Oxford Happiness Questionnaire Mean 4.1370 .09123
95% Confidence Interval for Mean Lower Bound 3.9524
Upper Bound 4.3217
5% Trimmed Mean 4.1529
Median 4.1034
Variance .325
Std. Deviation .56972
Minimum 2.21
Maximum 5.38
Range 3.17
Interquartile Range .72
Skewness -.730 .378
Kurtosis 2.369 .741
Five Facet Mindfulness Questionnaire Mean 118.9744 3.40308
95% Confidence Interval for Mean Lower Bound 112.0852
Upper Bound 125.8635
5% Trimmed Mean 118.9259
Median 117.0000
Variance 451.657
Std. Deviation 21.25223
Minimum 68.00
Maximum 164.00
Range 96.00
Interquartile Range 31.00
Skewness .044 .378
Kurtosis -.155 .741
Subjective Happiness Scale Mean 19.6154 .58388
95% Confidence Interval for Mean Lower Bound 18.4334
Upper Bound 20.7974
5% Trimmed Mean 19.7123
Median 19.0000
Variance 13.296
Std. Deviation 3.64631
Minimum 10.00
Maximum 27.00
Range 17.00
Interquartile Range 6.00
Skewness -.281 .378
Kurtosis -.162 .741

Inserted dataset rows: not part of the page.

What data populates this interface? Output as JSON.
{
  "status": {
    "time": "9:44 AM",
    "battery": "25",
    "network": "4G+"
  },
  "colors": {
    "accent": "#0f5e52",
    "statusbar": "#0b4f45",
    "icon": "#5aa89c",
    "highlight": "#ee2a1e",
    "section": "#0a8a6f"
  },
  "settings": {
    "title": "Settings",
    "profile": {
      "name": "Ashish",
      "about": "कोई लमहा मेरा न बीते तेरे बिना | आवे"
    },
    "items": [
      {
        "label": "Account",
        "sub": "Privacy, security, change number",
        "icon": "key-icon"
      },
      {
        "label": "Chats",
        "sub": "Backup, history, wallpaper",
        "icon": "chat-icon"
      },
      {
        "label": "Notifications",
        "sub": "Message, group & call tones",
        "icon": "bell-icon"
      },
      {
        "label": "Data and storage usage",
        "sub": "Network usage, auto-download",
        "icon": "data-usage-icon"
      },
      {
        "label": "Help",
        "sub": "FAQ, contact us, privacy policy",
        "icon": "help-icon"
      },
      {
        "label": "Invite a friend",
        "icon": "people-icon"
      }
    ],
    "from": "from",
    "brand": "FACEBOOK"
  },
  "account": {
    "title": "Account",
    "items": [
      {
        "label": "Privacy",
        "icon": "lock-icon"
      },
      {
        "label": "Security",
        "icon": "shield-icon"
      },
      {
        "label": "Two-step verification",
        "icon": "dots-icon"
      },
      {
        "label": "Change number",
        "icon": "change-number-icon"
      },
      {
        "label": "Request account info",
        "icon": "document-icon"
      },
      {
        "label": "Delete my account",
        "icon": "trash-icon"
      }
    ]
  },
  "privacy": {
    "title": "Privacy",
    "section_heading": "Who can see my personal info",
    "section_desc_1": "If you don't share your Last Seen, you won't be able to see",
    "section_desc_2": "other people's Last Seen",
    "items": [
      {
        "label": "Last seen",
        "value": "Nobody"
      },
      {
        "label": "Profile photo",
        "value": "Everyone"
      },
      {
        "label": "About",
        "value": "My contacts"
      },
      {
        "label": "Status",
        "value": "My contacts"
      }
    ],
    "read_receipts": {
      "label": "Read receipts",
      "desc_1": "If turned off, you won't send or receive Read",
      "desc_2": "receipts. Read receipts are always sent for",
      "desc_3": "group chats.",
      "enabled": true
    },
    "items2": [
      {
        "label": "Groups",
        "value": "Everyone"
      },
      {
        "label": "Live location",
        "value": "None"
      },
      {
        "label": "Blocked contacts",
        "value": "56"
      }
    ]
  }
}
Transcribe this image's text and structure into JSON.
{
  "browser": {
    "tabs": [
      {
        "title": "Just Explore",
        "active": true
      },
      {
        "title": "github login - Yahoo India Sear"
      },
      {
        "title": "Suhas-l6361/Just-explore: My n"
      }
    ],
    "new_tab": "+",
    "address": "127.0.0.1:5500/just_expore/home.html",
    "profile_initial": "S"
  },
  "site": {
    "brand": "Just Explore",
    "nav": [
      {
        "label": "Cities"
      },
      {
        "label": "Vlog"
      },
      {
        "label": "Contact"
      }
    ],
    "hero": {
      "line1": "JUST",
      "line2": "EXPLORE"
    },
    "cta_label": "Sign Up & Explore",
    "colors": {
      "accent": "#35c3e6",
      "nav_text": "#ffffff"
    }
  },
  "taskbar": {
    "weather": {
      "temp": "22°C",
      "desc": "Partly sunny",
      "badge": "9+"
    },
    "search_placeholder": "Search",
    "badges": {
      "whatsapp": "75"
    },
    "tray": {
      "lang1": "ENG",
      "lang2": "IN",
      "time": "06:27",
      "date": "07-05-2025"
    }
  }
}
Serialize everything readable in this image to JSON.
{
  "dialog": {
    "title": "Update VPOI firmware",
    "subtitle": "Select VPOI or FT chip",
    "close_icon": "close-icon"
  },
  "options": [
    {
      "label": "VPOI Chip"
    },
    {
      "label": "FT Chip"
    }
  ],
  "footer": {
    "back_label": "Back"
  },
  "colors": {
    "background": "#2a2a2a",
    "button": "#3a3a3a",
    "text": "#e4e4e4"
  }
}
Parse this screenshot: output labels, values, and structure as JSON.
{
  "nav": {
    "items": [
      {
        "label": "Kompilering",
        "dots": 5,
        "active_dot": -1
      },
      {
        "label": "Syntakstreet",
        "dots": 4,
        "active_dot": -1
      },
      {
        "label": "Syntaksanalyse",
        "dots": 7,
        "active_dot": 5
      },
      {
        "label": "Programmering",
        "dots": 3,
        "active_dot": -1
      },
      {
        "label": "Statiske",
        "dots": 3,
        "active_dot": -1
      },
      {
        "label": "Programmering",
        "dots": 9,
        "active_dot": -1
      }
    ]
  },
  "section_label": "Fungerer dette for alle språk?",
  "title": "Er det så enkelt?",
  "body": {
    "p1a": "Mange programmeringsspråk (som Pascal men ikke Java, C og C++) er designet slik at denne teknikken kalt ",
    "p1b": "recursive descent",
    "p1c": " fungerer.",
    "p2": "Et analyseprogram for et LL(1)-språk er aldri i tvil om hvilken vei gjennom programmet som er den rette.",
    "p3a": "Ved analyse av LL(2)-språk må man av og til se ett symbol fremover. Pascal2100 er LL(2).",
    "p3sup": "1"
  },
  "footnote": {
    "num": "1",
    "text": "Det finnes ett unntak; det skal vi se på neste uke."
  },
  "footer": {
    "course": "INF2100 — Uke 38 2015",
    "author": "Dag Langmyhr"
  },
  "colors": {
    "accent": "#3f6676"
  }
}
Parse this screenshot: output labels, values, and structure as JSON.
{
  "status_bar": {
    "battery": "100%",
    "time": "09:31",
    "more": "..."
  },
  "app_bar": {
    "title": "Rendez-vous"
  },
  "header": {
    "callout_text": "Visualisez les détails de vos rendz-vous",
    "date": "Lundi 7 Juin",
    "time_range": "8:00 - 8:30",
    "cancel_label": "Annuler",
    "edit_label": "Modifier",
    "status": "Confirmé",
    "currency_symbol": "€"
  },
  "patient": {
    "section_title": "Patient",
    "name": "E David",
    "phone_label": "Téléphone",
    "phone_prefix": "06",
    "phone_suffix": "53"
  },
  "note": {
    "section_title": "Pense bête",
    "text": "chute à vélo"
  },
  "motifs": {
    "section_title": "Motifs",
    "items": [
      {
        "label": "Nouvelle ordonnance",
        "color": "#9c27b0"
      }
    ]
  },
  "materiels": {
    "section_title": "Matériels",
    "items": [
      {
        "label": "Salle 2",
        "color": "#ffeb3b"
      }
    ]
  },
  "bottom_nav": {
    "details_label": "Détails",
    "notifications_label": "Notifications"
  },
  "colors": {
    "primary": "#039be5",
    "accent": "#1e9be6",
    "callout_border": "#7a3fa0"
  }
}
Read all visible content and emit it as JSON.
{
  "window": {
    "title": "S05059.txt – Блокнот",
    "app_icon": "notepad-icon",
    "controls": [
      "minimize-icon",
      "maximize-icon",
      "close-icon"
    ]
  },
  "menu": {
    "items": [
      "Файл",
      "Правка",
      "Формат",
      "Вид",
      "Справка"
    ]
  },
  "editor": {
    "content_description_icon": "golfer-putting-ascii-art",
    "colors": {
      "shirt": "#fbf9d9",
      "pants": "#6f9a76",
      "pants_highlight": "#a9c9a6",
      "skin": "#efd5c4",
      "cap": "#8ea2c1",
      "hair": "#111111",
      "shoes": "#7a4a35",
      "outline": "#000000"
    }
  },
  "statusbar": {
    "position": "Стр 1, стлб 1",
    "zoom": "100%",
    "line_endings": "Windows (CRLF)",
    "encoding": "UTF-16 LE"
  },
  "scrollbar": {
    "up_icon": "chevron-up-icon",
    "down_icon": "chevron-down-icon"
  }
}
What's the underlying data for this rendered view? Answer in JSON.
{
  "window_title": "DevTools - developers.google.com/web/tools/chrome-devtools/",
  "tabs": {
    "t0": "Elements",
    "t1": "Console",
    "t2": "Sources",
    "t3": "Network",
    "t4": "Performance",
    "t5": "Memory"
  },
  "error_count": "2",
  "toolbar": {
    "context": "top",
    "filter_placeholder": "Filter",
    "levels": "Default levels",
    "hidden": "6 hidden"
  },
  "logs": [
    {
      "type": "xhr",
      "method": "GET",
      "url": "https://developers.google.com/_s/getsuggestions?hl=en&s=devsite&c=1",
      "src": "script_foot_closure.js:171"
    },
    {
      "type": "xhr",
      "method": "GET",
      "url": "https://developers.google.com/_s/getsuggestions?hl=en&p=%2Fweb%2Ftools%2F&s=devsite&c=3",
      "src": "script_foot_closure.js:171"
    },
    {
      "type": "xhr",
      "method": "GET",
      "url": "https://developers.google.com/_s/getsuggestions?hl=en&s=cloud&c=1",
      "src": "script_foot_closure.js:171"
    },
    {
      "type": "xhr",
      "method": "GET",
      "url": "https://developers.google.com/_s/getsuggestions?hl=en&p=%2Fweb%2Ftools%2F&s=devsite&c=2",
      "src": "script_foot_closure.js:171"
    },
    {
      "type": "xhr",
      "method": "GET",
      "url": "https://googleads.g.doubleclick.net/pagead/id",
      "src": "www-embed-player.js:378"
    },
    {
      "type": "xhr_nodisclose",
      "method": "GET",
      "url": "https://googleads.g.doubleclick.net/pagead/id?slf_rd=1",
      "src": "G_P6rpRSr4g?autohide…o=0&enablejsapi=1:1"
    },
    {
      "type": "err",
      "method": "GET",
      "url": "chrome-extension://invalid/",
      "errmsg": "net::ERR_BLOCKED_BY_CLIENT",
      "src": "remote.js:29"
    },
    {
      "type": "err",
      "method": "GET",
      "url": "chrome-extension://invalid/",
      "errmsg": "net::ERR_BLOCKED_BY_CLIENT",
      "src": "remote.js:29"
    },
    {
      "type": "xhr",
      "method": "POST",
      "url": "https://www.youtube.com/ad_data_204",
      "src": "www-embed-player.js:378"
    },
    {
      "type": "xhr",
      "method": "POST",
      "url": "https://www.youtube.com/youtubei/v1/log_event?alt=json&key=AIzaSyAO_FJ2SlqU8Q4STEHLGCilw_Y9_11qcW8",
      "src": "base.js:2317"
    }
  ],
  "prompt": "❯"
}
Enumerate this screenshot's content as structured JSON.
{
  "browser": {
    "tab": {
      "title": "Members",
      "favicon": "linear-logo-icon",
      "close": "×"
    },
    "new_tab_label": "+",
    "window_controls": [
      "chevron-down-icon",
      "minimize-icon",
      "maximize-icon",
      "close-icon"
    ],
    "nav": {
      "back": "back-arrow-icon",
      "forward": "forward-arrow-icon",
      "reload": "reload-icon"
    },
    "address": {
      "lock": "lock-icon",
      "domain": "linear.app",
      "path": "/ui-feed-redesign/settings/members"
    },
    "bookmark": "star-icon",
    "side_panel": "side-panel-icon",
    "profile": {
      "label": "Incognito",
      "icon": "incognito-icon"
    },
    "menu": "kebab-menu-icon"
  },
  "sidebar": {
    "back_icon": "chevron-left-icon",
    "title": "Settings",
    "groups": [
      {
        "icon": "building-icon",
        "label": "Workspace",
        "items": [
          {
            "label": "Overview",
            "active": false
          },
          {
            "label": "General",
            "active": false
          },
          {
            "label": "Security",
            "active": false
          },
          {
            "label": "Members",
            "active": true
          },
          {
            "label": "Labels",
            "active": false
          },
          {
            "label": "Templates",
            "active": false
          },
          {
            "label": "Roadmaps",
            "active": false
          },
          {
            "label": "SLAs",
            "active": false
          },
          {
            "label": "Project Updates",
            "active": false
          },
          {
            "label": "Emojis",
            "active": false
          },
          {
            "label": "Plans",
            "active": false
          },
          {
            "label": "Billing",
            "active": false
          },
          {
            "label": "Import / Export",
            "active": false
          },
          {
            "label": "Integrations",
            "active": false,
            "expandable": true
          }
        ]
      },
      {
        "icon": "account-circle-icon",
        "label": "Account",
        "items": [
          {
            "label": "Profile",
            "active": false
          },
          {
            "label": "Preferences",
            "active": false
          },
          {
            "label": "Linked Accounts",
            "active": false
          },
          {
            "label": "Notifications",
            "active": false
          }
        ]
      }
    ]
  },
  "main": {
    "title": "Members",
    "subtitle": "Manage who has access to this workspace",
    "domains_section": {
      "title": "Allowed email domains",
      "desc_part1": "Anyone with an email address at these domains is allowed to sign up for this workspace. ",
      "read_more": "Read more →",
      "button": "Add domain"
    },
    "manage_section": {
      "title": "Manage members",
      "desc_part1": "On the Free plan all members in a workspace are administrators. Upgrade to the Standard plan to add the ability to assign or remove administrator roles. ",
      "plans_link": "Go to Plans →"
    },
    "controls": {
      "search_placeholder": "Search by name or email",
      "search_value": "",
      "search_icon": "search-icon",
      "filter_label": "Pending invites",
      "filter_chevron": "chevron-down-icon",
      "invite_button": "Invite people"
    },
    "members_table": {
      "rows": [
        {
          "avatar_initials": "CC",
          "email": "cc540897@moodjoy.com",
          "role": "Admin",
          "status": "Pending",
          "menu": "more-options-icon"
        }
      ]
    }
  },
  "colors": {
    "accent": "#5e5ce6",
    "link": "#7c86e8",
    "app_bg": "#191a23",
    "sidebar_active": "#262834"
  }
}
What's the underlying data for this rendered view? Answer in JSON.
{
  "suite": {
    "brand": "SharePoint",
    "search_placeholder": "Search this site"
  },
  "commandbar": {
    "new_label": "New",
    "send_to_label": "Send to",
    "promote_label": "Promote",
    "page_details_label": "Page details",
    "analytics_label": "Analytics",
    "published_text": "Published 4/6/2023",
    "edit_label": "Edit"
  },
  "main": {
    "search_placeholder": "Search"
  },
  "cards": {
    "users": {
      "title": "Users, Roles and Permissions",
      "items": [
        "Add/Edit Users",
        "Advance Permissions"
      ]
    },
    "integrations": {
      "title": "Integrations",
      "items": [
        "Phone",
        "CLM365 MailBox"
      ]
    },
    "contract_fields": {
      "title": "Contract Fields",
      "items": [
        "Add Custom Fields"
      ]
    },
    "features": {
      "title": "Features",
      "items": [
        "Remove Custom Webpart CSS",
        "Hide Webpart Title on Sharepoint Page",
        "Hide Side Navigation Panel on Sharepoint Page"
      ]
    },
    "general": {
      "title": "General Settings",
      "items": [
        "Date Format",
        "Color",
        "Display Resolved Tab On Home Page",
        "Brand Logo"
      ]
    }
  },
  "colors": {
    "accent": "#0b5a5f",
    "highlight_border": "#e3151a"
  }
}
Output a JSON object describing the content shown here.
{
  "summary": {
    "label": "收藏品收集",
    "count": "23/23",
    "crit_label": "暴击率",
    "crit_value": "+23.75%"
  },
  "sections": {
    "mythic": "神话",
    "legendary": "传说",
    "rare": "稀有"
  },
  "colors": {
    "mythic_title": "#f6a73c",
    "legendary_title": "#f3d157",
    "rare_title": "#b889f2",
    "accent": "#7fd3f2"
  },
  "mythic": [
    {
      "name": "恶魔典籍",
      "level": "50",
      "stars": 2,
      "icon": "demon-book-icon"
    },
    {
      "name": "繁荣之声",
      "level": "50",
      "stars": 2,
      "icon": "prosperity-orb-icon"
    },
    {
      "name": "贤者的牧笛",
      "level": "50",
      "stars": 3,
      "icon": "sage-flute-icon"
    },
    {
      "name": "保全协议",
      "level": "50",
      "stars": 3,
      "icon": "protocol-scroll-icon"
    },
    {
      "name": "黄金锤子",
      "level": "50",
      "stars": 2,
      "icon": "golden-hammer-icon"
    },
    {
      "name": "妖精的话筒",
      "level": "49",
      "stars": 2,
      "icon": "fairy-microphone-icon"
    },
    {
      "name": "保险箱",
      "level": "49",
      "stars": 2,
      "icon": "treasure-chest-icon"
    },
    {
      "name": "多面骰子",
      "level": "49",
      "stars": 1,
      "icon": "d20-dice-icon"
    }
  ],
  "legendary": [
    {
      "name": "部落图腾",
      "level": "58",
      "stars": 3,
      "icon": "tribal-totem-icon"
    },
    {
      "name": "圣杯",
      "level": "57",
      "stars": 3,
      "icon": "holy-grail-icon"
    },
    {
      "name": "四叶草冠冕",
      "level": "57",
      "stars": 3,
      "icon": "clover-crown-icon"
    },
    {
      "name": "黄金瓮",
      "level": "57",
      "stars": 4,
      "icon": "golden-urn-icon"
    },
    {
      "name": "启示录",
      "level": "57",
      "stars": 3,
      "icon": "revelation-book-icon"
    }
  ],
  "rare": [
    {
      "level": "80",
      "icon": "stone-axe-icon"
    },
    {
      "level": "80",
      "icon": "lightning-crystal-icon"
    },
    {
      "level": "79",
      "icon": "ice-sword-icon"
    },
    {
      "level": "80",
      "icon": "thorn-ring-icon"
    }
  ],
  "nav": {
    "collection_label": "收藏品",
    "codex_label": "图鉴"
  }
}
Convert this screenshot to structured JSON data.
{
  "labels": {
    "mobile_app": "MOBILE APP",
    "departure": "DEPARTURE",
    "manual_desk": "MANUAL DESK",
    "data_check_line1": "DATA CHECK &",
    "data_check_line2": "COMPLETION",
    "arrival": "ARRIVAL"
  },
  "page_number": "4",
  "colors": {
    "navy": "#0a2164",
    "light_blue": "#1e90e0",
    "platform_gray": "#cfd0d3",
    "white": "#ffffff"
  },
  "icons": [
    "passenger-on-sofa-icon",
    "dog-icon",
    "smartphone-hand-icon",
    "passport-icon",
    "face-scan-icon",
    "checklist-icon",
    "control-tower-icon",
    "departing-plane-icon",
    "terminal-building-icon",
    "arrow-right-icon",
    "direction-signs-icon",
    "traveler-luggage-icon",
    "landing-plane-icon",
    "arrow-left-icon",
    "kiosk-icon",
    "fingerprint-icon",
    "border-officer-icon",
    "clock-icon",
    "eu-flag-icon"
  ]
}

T Tests Repeated Measure Design. Analyse Comparing Means, Head Samples as Same People Generated

Given that the blindness study consists of four related measurements, the appropriate form of test statistic, which can analyse collected data, is paired-samples t-test. The four related measurements provide different pairs of data, which paired-samples t-test can analyse by comparing means. Weinberg and Abramowitz (2008) state that paired-samples t-test is suitable in comparing the means of two related groups. The related groups in this case are the three pairs of measurements, namely, Q1 and Q2, Q2 and Q3, and Q3 and Q4, which are obtained from the four related measurements in the blind study.

The hypothesis of the blind study is that there are significant differences between means of Q1 and Q2, Q2 and Q3, and Q3 and Q4. The paired-samples t-test indicated that there were significant differences between means of Q1 and Q4 (t(64) = -22.688, p = 0.000), Q2 and Q3 (t(64) = -15.355, p = 0.000), and Q3 and Q4 (t(64) = -13.817, p = 0.000).

Pairs of Measurements

Pair 1: Q1 and Q4

Pair 2: Q2 and Q3

Pair 3: Q3 and Q4

Data Analysis

Paired Samples Test
Paired Differences t df Sig. (2-tailed)
Mean Std. Deviation Std. Error Mean 95% Confidence Interval of the Difference
Lower Upper
Pair 1 Q1 – Q4 -7906.8516 2809.68083 348.49802 -8603.0564 -7210.6467 -22.688 64 .000
Pair 2 Q2 – Q3 -3043.8971 1598.25131 198.23868 -3439.9244 -2647.8698 -15.355 64 .000
Pair 3 Q3 – Q4 -3057.4225 1784.07109 221.28678 -3499.4937 -2615.3514 -13.817 64 .000
Paired Samples Correlations
N Correlation Sig.
Pair 1 Q1 & Q4 65 .758 .000
Pair 2 Q2 & Q3 65 .796 .000
Pair 3 Q3 & Q4 65 .831 .000
Recommended Bar Graph
Recommended Bar Graph
Excel Bar Graph with Error Bars
Excel Bar Graph with Error Bars

References

Coolican, H. (2014). Research Methods and Statistics in Psychology. New York: Psychology Press.

Weinberg, S., & Abramowitz, S. (2008). Statistics using SPSS: an integrative approach. New York: Cambridge University Press.